Web page and app entries –
-- Opening Marker --
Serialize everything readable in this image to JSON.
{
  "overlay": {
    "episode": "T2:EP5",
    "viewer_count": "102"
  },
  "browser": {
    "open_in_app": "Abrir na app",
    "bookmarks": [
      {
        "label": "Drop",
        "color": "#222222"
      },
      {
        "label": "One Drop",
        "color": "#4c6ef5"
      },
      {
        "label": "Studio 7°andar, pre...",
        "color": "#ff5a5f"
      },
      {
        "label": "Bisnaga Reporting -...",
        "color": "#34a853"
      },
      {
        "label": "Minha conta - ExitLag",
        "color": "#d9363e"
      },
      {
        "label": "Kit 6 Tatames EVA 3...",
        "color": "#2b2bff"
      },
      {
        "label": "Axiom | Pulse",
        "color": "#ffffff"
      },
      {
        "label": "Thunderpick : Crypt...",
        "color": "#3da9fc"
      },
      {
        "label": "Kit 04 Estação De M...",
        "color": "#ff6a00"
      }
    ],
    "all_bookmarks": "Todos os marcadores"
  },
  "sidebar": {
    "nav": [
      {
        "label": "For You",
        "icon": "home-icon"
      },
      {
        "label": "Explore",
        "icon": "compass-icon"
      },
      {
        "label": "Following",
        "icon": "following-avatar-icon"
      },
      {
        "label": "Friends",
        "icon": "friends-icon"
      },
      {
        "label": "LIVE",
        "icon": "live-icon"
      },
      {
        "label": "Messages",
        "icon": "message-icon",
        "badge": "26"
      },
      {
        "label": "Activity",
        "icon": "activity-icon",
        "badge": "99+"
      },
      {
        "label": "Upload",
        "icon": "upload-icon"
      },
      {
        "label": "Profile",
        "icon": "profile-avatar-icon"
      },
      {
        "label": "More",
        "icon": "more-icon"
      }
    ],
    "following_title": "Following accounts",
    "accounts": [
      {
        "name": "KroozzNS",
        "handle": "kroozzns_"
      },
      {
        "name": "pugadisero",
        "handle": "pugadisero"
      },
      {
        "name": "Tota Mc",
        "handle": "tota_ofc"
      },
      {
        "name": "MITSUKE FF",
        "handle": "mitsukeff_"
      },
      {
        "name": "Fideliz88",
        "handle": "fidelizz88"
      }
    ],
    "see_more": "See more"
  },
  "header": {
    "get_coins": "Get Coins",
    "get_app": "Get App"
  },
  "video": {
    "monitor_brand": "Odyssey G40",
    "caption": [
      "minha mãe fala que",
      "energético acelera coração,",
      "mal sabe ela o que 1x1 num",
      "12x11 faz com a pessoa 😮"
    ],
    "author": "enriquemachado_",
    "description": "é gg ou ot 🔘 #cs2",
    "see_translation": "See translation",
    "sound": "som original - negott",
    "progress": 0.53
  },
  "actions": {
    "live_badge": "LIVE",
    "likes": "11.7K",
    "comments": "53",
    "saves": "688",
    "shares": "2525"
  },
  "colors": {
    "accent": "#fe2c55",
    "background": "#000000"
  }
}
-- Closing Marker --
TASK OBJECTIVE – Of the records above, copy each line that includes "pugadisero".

FINISHED EXERCISE –
        "name": "pugadisero",
        "handle": "pugadisero"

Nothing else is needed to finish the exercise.